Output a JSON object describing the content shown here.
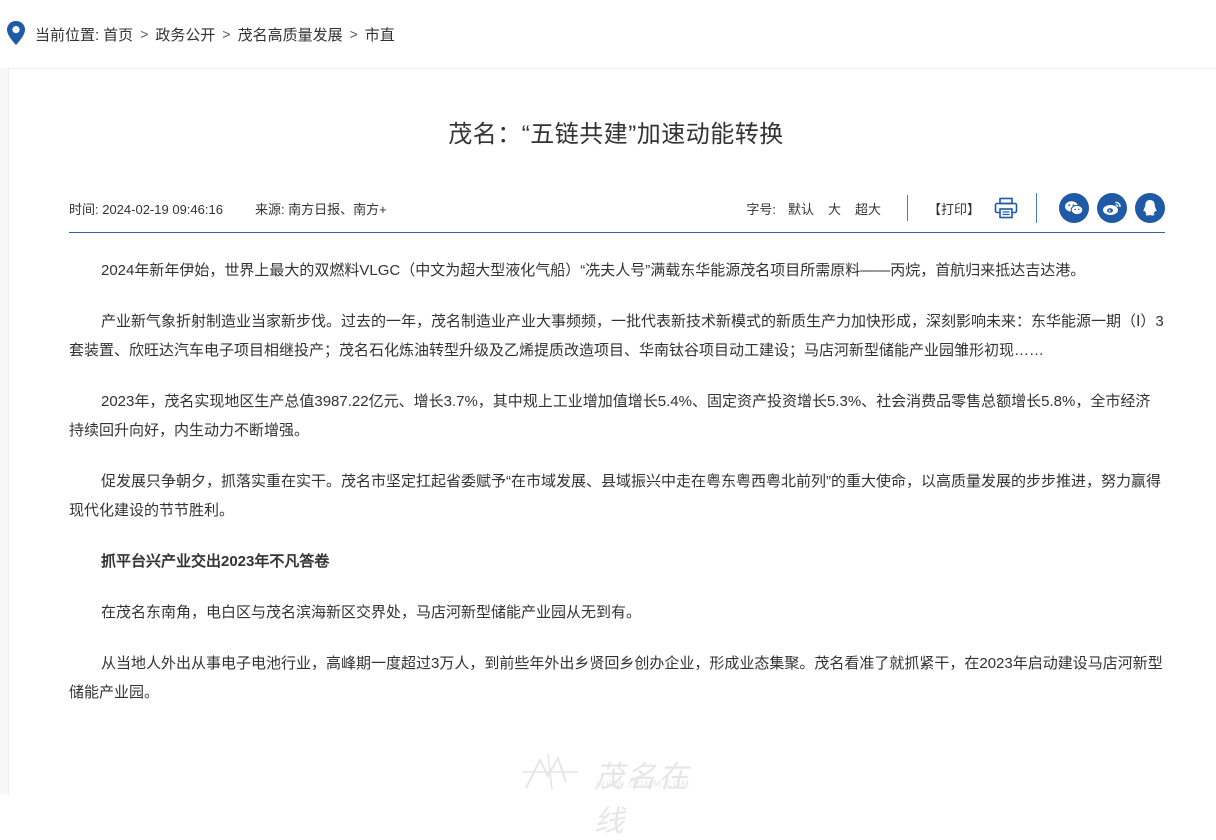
{
  "breadcrumb": {
    "label": "当前位置:",
    "items": [
      "首页",
      "政务公开",
      "茂名高质量发展",
      "市直"
    ],
    "separator": ">"
  },
  "article": {
    "title": "茂名：“五链共建”加速动能转换",
    "time": "时间: 2024-02-19 09:46:16",
    "source": "来源: 南方日报、南方+",
    "font_size": {
      "label": "字号:",
      "options": [
        "默认",
        "大",
        "超大"
      ]
    },
    "print_label": "【打印】",
    "share_icons": [
      "wechat-icon",
      "weibo-icon",
      "qq-icon"
    ],
    "paragraphs": [
      "2024年新年伊始，世界上最大的双燃料VLGC（中文为超大型液化气船）“冼夫人号”满载东华能源茂名项目所需原料——丙烷，首航归来抵达吉达港。",
      "产业新气象折射制造业当家新步伐。过去的一年，茂名制造业产业大事频频，一批代表新技术新模式的新质生产力加快形成，深刻影响未来：东华能源一期（Ⅰ）3套装置、欣旺达汽车电子项目相继投产；茂名石化炼油转型升级及乙烯提质改造项目、华南钛谷项目动工建设；马店河新型储能产业园雏形初现……",
      "2023年，茂名实现地区生产总值3987.22亿元、增长3.7%，其中规上工业增加值增长5.4%、固定资产投资增长5.3%、社会消费品零售总额增长5.8%，全市经济持续回升向好，内生动力不断增强。",
      "促发展只争朝夕，抓落实重在实干。茂名市坚定扛起省委赋予“在市域发展、县域振兴中走在粤东粤西粤北前列”的重大使命，以高质量发展的步步推进，努力赢得现代化建设的节节胜利。",
      "抓平台兴产业交出2023年不凡答卷",
      "在茂名东南角，电白区与茂名滨海新区交界处，马店河新型储能产业园从无到有。",
      "从当地人外出从事电子电池行业，高峰期一度超过3万人，到前些年外出乡贤回乡创办企业，形成业态集聚。茂名看准了就抓紧干，在2023年启动建设马店河新型储能产业园。"
    ]
  },
  "watermark": {
    "text": "茂名在线",
    "url": "WWW.GDMM.COM"
  },
  "colors": {
    "accent": "#1f5aa6",
    "divider": "#2f64ad",
    "text": "#333333"
  }
}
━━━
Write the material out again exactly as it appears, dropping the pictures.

Output a JSON object describing the content shown here.
{
  "breadcrumb": {
    "label": "当前位置:",
    "items": [
      "首页",
      "政务公开",
      "茂名高质量发展",
      "市直"
    ],
    "separator": ">"
  },
  "article": {
    "title": "茂名：“五链共建”加速动能转换",
    "time": "时间: 2024-02-19 09:46:16",
    "source": "来源: 南方日报、南方+",
    "font_size": {
      "label": "字号:",
      "options": [
        "默认",
        "大",
        "超大"
      ]
    },
    "print_label": "【打印】",
    "share_icons": [
      "wechat-icon",
      "weibo-icon",
      "qq-icon"
    ],
    "paragraphs": [
      "2024年新年伊始，世界上最大的双燃料VLGC（中文为超大型液化气船）“冼夫人号”满载东华能源茂名项目所需原料——丙烷，首航归来抵达吉达港。",
      "产业新气象折射制造业当家新步伐。过去的一年，茂名制造业产业大事频频，一批代表新技术新模式的新质生产力加快形成，深刻影响未来：东华能源一期（Ⅰ）3套装置、欣旺达汽车电子项目相继投产；茂名石化炼油转型升级及乙烯提质改造项目、华南钛谷项目动工建设；马店河新型储能产业园雏形初现……",
      "2023年，茂名实现地区生产总值3987.22亿元、增长3.7%，其中规上工业增加值增长5.4%、固定资产投资增长5.3%、社会消费品零售总额增长5.8%，全市经济持续回升向好，内生动力不断增强。",
      "促发展只争朝夕，抓落实重在实干。茂名市坚定扛起省委赋予“在市域发展、县域振兴中走在粤东粤西粤北前列”的重大使命，以高质量发展的步步推进，努力赢得现代化建设的节节胜利。",
      "抓平台兴产业交出2023年不凡答卷",
      "在茂名东南角，电白区与茂名滨海新区交界处，马店河新型储能产业园从无到有。",
      "从当地人外出从事电子电池行业，高峰期一度超过3万人，到前些年外出乡贤回乡创办企业，形成业态集聚。茂名看准了就抓紧干，在2023年启动建设马店河新型储能产业园。"
    ]
  },
  "watermark": {
    "text": "茂名在线",
    "url": "WWW.GDMM.COM"
  },
  "colors": {
    "accent": "#1f5aa6",
    "divider": "#2f64ad",
    "text": "#333333"
  }
}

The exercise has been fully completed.